What’s not to love about springtime in Vermont? Photography-wise, there’s certainly little to complain about this time of year! I personally love how spring light envelops our green Vermont landscape. The shadows add an almost mysterious quality to our soft greenery.

With this set of photos, I was hoping to create some composite cow pictures. I was in search of that striking spring light.

Chasing spring light. I’m always in search of striking light for new VT cow composite images.

When it comes to capturing spring light, there is one subject I especially love to shoot. In photography (as in most things) barns make everything better.

I'm always in search of iconic VT barns bathed in beautiful light.

Trickier still is finding a round barn to photograph in bold lighting.

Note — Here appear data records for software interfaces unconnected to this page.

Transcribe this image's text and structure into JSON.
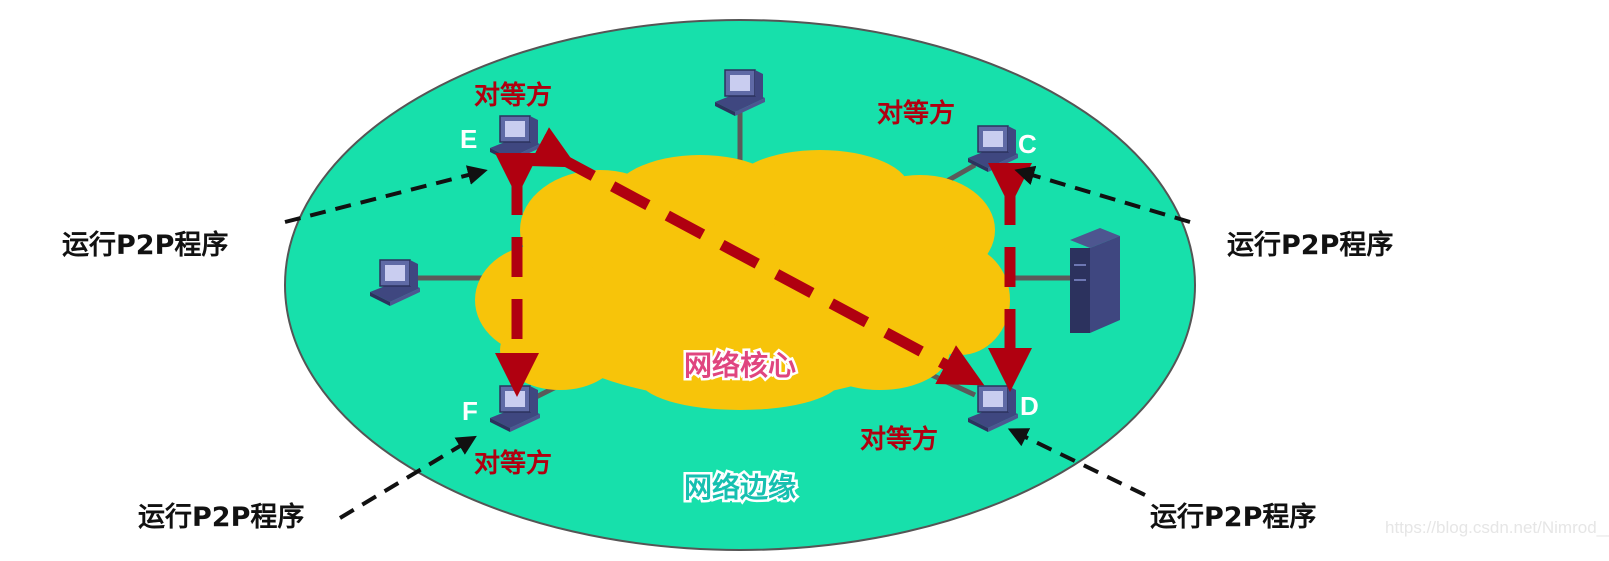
{
  "labels": {
    "run_program": "运行P2P程序",
    "peer": "对等方",
    "network_core": "网络核心",
    "network_edge": "网络边缘"
  },
  "nodes": {
    "E": "E",
    "F": "F",
    "C": "C",
    "D": "D"
  },
  "watermark": "https://blog.csdn.net/Nimrod__",
  "colors": {
    "edge_fill": "#17e0ab",
    "core_fill": "#f7c40a",
    "arrow_red": "#b00010",
    "computer": "#5f6aa6"
  }
}
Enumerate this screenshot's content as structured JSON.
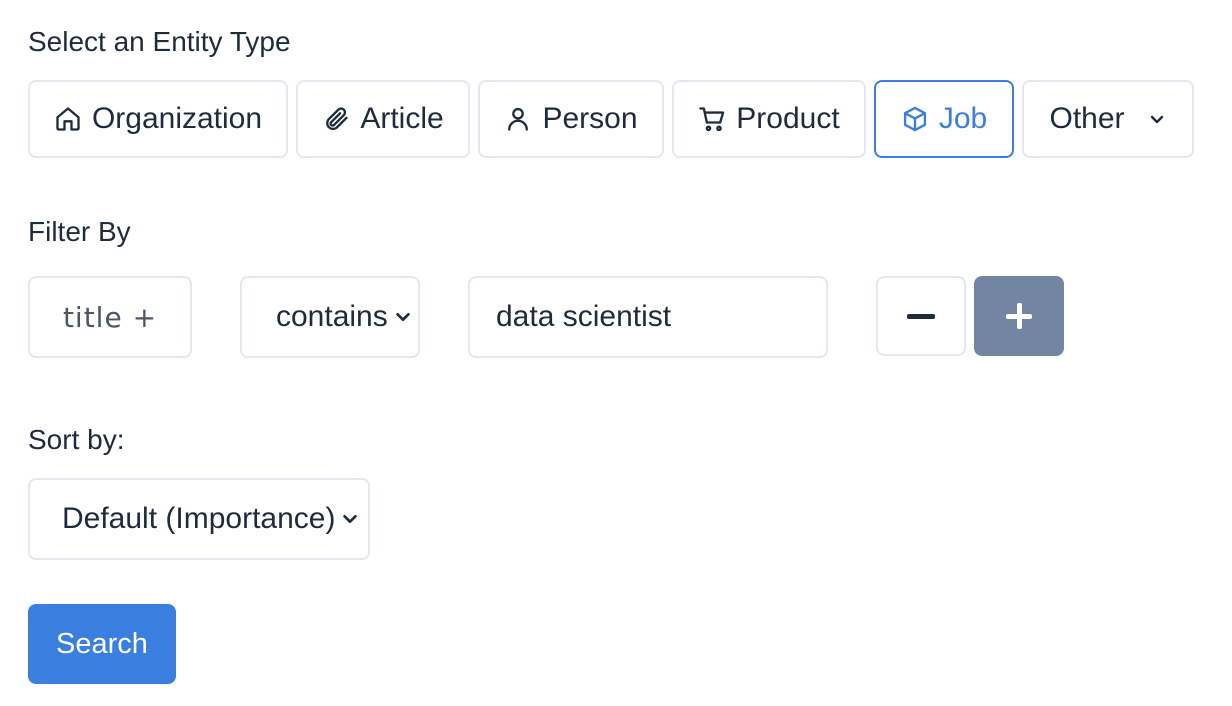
{
  "entity_section": {
    "label": "Select an Entity Type",
    "options": [
      {
        "label": "Organization",
        "icon": "home-icon"
      },
      {
        "label": "Article",
        "icon": "paperclip-icon"
      },
      {
        "label": "Person",
        "icon": "user-icon"
      },
      {
        "label": "Product",
        "icon": "cart-icon"
      },
      {
        "label": "Job",
        "icon": "box-icon",
        "selected": true
      },
      {
        "label": "Other",
        "icon": "chevron-down-icon"
      }
    ]
  },
  "filter_section": {
    "label": "Filter By",
    "field_label": "title +",
    "operator_value": "contains",
    "value": "data scientist",
    "remove_symbol": "−",
    "add_symbol": "+"
  },
  "sort_section": {
    "label": "Sort by:",
    "selected": "Default (Importance)"
  },
  "search_button": {
    "label": "Search"
  },
  "colors": {
    "accent": "#3a7ee0",
    "border": "#e3e7ef",
    "text": "#1e2b3d",
    "plus_button_bg": "#7286a4"
  }
}
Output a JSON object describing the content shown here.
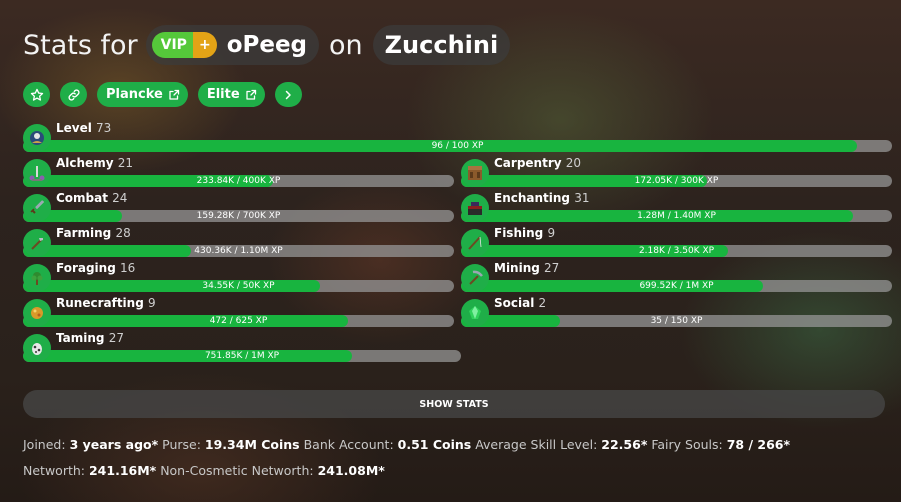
{
  "header": {
    "title_prefix": "Stats for",
    "rank_label": "VIP",
    "rank_plus": "+",
    "player_name": "oPeeg",
    "on_text": "on",
    "profile_name": "Zucchini"
  },
  "links": {
    "plancke": "Plancke",
    "elite": "Elite"
  },
  "level": {
    "label": "Level",
    "level": "73",
    "xp": "96 / 100 XP",
    "progress": 0.96
  },
  "skills": [
    {
      "name": "Alchemy",
      "level": "21",
      "xp": "233.84K / 400K XP",
      "progress": 0.58,
      "icon": "brewing-stand-icon"
    },
    {
      "name": "Carpentry",
      "level": "20",
      "xp": "172.05K / 300K XP",
      "progress": 0.57,
      "icon": "crafting-table-icon"
    },
    {
      "name": "Combat",
      "level": "24",
      "xp": "159.28K / 700K XP",
      "progress": 0.23,
      "icon": "sword-icon"
    },
    {
      "name": "Enchanting",
      "level": "31",
      "xp": "1.28M / 1.40M XP",
      "progress": 0.91,
      "icon": "enchanting-table-icon"
    },
    {
      "name": "Farming",
      "level": "28",
      "xp": "430.36K / 1.10M XP",
      "progress": 0.39,
      "icon": "hoe-icon"
    },
    {
      "name": "Fishing",
      "level": "9",
      "xp": "2.18K / 3.50K XP",
      "progress": 0.62,
      "icon": "fishing-rod-icon"
    },
    {
      "name": "Foraging",
      "level": "16",
      "xp": "34.55K / 50K XP",
      "progress": 0.69,
      "icon": "sapling-icon"
    },
    {
      "name": "Mining",
      "level": "27",
      "xp": "699.52K / 1M XP",
      "progress": 0.7,
      "icon": "pickaxe-icon"
    },
    {
      "name": "Runecrafting",
      "level": "9",
      "xp": "472 / 625 XP",
      "progress": 0.755,
      "icon": "magma-cream-icon"
    },
    {
      "name": "Social",
      "level": "2",
      "xp": "35 / 150 XP",
      "progress": 0.23,
      "icon": "emerald-icon"
    },
    {
      "name": "Taming",
      "level": "27",
      "xp": "751.85K / 1M XP",
      "progress": 0.75,
      "icon": "spawn-egg-icon"
    }
  ],
  "show_stats_label": "SHOW STATS",
  "summary": {
    "joined_label": "Joined:",
    "joined_value": "3 years ago*",
    "purse_label": "Purse:",
    "purse_value": "19.34M Coins",
    "bank_label": "Bank Account:",
    "bank_value": "0.51 Coins",
    "avg_label": "Average Skill Level:",
    "avg_value": "22.56*",
    "fairy_label": "Fairy Souls:",
    "fairy_value": "78 / 266*",
    "networth_label": "Networth:",
    "networth_value": "241.16M*",
    "noncos_label": "Non-Cosmetic Networth:",
    "noncos_value": "241.08M*"
  },
  "colors": {
    "accent_green": "#1fae48",
    "bar_fill": "#18b43f",
    "bar_track": "#969696",
    "rank_green": "#55c83a",
    "rank_gold": "#e3a316"
  }
}
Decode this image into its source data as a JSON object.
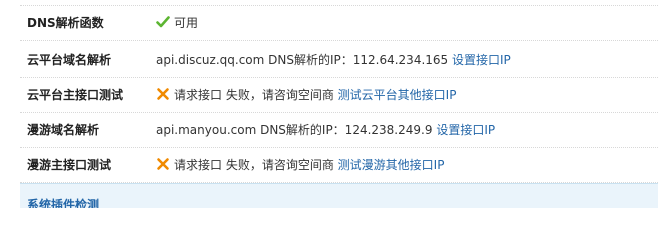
{
  "rows": [
    {
      "label": "DNS解析函数",
      "status": "ok",
      "text": "可用"
    },
    {
      "label": "云平台域名解析",
      "text": "api.discuz.qq.com DNS解析的IP：112.64.234.165",
      "link": "设置接口IP"
    },
    {
      "label": "云平台主接口测试",
      "status": "fail",
      "text": "请求接口 失败，请咨询空间商",
      "link": "测试云平台其他接口IP"
    },
    {
      "label": "漫游域名解析",
      "text": "api.manyou.com DNS解析的IP：124.238.249.9",
      "link": "设置接口IP"
    },
    {
      "label": "漫游主接口测试",
      "status": "fail",
      "text": "请求接口 失败，请咨询空间商",
      "link": "测试漫游其他接口IP"
    }
  ],
  "section": {
    "title": "系统插件检测"
  },
  "colors": {
    "link": "#2366a8",
    "ok": "#5cb531",
    "fail": "#f08a00",
    "section_bg": "#eaf4fb"
  },
  "icons": {
    "ok": "check-icon",
    "fail": "cross-icon"
  }
}
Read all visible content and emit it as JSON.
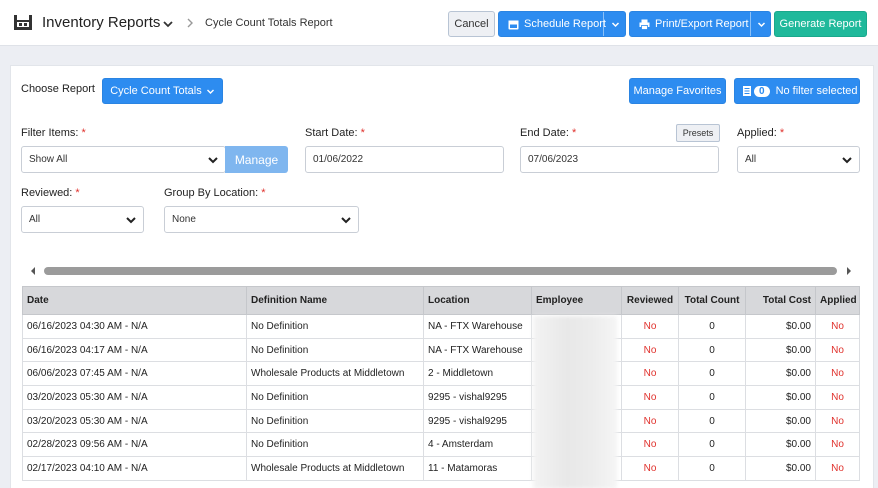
{
  "header": {
    "title": "Inventory Reports",
    "breadcrumb": "Cycle Count Totals Report",
    "cancel_label": "Cancel",
    "schedule_label": "Schedule Report",
    "print_label": "Print/Export Report",
    "generate_label": "Generate Report"
  },
  "toolbar": {
    "choose_report_label": "Choose Report",
    "report_select_value": "Cycle Count Totals",
    "manage_favorites_label": "Manage Favorites",
    "filter_count": "0",
    "filter_status": "No filter selected"
  },
  "filters": {
    "filter_items_label": "Filter Items:",
    "filter_items_value": "Show All",
    "manage_label": "Manage",
    "start_date_label": "Start Date:",
    "start_date_value": "01/06/2022",
    "end_date_label": "End Date:",
    "end_date_value": "07/06/2023",
    "presets_label": "Presets",
    "applied_label": "Applied:",
    "applied_value": "All",
    "reviewed_label": "Reviewed:",
    "reviewed_value": "All",
    "group_by_label": "Group By Location:",
    "group_by_value": "None",
    "required_mark": "*"
  },
  "table": {
    "columns": [
      "Date",
      "Definition Name",
      "Location",
      "Employee",
      "Reviewed",
      "Total Count",
      "Total Cost",
      "Applied"
    ],
    "rows": [
      [
        "06/16/2023 04:30 AM - N/A",
        "No Definition",
        "NA - FTX Warehouse",
        "",
        "No",
        "0",
        "$0.00",
        "No"
      ],
      [
        "06/16/2023 04:17 AM - N/A",
        "No Definition",
        "NA - FTX Warehouse",
        "",
        "No",
        "0",
        "$0.00",
        "No"
      ],
      [
        "06/06/2023 07:45 AM - N/A",
        "Wholesale Products at Middletown",
        "2 - Middletown",
        "",
        "No",
        "0",
        "$0.00",
        "No"
      ],
      [
        "03/20/2023 05:30 AM - N/A",
        "No Definition",
        "9295 - vishal9295",
        "",
        "No",
        "0",
        "$0.00",
        "No"
      ],
      [
        "03/20/2023 05:30 AM - N/A",
        "No Definition",
        "9295 - vishal9295",
        "",
        "No",
        "0",
        "$0.00",
        "No"
      ],
      [
        "02/28/2023 09:56 AM - N/A",
        "No Definition",
        "4 - Amsterdam",
        "",
        "No",
        "0",
        "$0.00",
        "No"
      ],
      [
        "02/17/2023 04:10 AM - N/A",
        "Wholesale Products at Middletown",
        "11 - Matamoras",
        "",
        "No",
        "0",
        "$0.00",
        "No"
      ]
    ]
  },
  "colors": {
    "primary_blue": "#2d8cf0",
    "green": "#1fb99b",
    "danger_red": "#e0312c"
  }
}
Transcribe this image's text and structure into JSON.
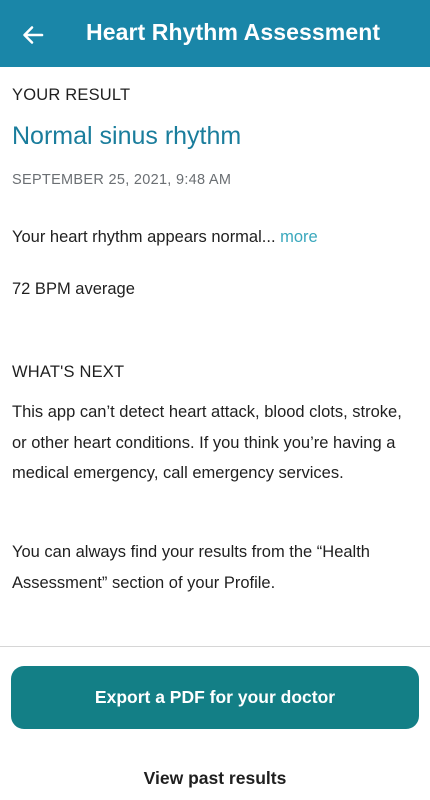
{
  "header": {
    "title": "Heart Rhythm Assessment",
    "back_icon": "arrow-left-icon",
    "background_color": "#1a86a8"
  },
  "result": {
    "section_label": "YOUR RESULT",
    "title": "Normal sinus rhythm",
    "date": "SEPTEMBER 25, 2021, 9:48 AM",
    "summary_text": "Your heart rhythm appears normal...",
    "more_label": "more",
    "bpm_text": "72 BPM average"
  },
  "next": {
    "section_label": "WHAT'S NEXT",
    "paragraph_1": "This app can’t detect heart attack, blood clots, stroke, or other heart conditions. If you think you’re having a medical emergency, call emergency services.",
    "paragraph_2": "You can always find your results from the “Health Assessment” section of your Profile."
  },
  "actions": {
    "export_label": "Export a PDF for your doctor",
    "export_color": "#137f86",
    "past_results_label": "View past results"
  }
}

Getting shots of these barns requires a little trip off of the interstate!

Lovely lighting on a round barn in Waitsfield, VT. 

When you travel off the “beaten path” it’s easy to find magic in all kinds of structures. This windmill was a lovely little attraction. I really feel it captures the essence of New England.

What is it about old windmills?

Of course, there’s more to do in a hayfield than shoot pictures and hunt for colorful eggs. Ever ridden 0-60 through one in a 1937 Chevy? I can attest, it’s quite the rush!

1937 Chevy. This lovingly restored "gangsta" beauty was a spring gift.

After experimenting with lighting and settings, there’s only one thing left to shoot for our cow composites… Cows, of course. Lucky for us, not only does April mean that striking sunlight, it also means baby animals.

Momma cow & calf.  These two might be candidates for a new cow composite.
Another momma cow.  Curious, but a bit leery of me.  Her new calf was close by.

Yes! These beautiful cow families made for some amazing shots (with a little help from that lovely spring light!). I couldn’t have asked for better lighting. But rest assured, my hunt for that striking spring light is still far from over!

Jonathan